**Your instructions:**
Copy each line of the material beneath that holds the word "this".

**Source data:**
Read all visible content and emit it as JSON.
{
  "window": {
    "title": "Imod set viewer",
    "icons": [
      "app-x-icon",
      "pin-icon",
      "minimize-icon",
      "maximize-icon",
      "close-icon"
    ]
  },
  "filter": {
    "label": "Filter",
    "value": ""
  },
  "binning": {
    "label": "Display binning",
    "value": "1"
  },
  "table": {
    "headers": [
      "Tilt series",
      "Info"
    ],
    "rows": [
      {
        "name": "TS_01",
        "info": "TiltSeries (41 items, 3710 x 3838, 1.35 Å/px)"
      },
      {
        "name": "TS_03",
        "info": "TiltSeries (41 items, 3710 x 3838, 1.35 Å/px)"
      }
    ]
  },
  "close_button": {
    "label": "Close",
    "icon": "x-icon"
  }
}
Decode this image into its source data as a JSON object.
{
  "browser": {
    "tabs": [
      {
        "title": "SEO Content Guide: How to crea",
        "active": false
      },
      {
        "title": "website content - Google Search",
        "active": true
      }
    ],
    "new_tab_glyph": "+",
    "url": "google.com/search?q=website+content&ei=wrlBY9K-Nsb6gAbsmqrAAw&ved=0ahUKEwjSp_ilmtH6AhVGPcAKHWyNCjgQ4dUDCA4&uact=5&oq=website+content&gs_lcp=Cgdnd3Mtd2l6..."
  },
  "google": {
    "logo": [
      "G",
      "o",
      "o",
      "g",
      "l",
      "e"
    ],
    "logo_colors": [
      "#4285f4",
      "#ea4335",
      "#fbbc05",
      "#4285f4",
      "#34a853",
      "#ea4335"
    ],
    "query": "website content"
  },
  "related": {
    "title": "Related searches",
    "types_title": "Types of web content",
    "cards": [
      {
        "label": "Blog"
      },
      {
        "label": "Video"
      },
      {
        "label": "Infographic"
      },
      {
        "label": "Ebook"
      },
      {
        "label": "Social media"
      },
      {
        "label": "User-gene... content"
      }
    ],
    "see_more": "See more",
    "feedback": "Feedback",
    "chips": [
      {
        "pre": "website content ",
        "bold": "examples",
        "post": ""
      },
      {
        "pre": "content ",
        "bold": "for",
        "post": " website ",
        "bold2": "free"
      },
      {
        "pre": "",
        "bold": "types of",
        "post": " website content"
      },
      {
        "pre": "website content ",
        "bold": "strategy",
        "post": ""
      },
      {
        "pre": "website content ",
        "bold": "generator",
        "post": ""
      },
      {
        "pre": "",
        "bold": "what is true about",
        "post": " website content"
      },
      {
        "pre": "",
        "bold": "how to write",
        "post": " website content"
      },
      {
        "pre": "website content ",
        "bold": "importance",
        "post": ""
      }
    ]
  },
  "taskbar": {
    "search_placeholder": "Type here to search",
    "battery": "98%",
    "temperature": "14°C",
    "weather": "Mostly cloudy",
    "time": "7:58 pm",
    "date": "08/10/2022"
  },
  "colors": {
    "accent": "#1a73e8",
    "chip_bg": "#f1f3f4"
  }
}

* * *

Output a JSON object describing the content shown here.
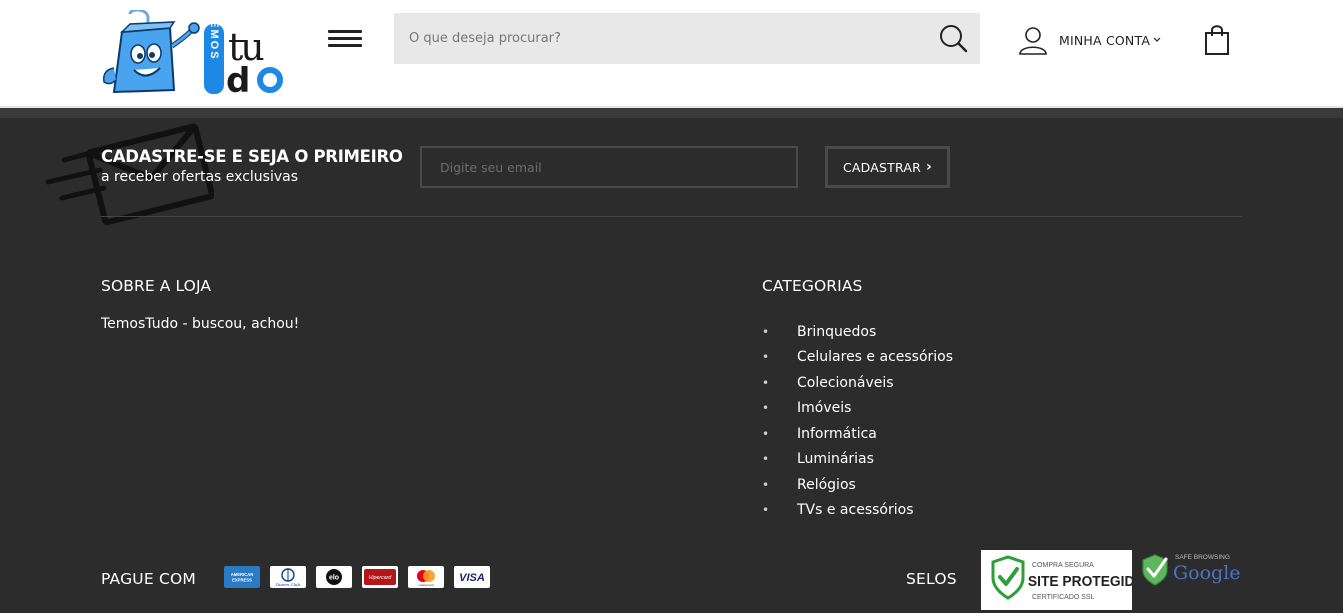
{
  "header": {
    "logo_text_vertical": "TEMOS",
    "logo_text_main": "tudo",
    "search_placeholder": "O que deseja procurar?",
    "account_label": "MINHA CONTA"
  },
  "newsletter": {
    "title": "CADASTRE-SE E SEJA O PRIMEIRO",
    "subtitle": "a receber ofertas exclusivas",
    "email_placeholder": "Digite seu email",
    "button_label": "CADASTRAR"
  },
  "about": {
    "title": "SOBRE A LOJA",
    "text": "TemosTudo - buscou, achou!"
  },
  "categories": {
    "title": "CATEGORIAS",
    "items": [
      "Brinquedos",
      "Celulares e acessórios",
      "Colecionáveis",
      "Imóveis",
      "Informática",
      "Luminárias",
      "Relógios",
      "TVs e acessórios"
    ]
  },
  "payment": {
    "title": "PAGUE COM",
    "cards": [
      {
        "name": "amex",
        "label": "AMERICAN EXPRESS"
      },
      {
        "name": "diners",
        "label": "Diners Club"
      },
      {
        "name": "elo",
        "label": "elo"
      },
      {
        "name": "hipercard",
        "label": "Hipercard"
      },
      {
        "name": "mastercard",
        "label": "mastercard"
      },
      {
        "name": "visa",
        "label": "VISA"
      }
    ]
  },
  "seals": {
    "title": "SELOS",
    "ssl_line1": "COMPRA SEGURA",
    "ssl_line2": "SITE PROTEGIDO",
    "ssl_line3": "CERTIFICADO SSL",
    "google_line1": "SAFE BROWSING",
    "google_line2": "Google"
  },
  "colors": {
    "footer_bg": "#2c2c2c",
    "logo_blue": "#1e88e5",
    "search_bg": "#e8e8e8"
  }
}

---

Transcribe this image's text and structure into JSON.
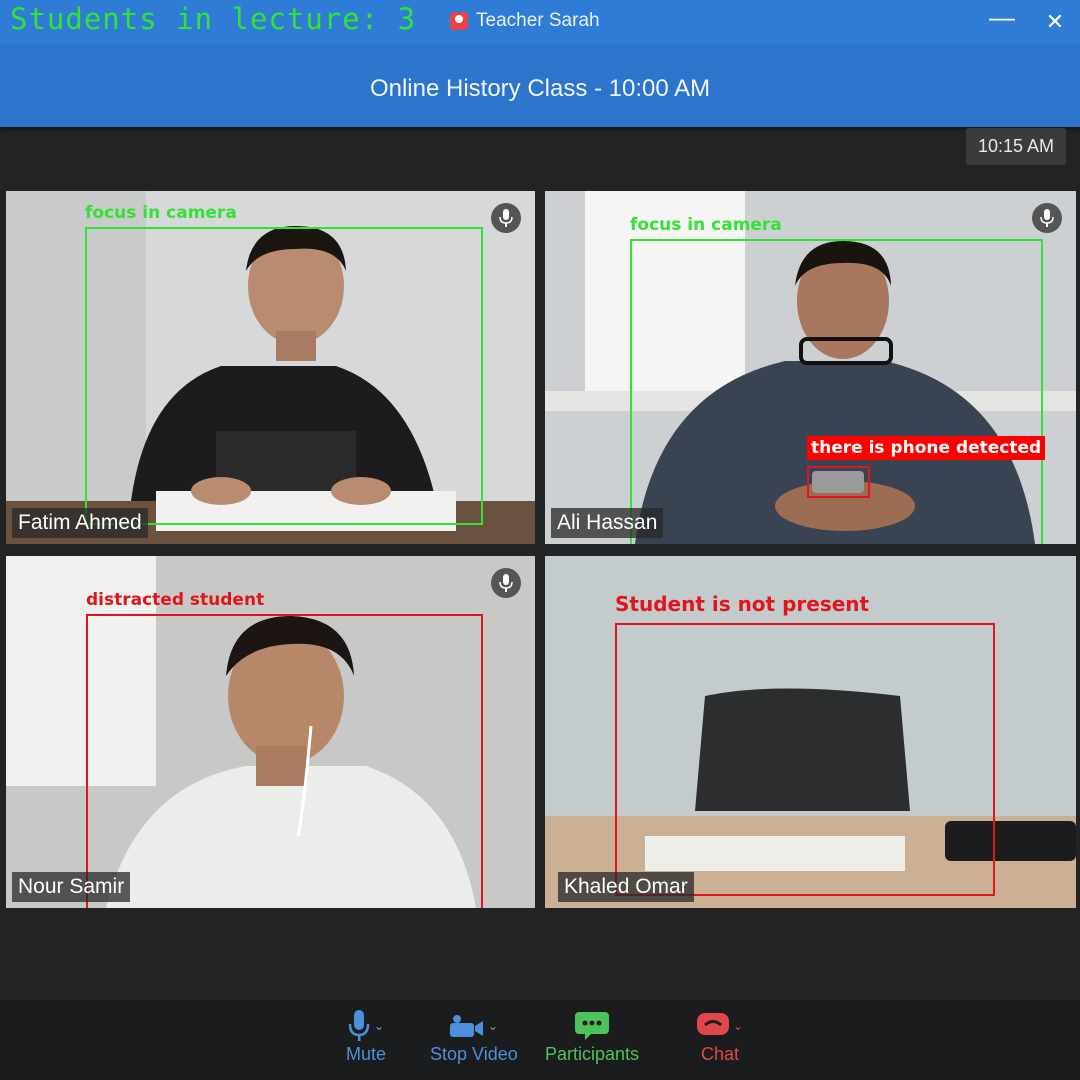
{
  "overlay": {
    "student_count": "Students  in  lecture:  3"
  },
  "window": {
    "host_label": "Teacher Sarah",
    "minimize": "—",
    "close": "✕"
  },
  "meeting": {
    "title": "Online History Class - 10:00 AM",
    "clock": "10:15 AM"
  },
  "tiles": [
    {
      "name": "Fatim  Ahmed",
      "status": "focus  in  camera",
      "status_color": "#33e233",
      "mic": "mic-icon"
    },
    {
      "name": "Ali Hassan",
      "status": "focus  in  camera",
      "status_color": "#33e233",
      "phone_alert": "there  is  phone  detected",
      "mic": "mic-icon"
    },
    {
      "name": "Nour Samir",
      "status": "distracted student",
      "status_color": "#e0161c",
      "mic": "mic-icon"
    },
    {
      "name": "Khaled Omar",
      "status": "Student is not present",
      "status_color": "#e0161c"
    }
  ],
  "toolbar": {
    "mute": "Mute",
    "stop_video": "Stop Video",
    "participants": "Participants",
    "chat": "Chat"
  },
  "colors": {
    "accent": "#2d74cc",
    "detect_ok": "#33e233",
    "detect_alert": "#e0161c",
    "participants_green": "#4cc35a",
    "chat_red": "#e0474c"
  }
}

**Worked solution:**
Decode this image into its source data as a JSON object.
Transcribe this image's text and structure into JSON.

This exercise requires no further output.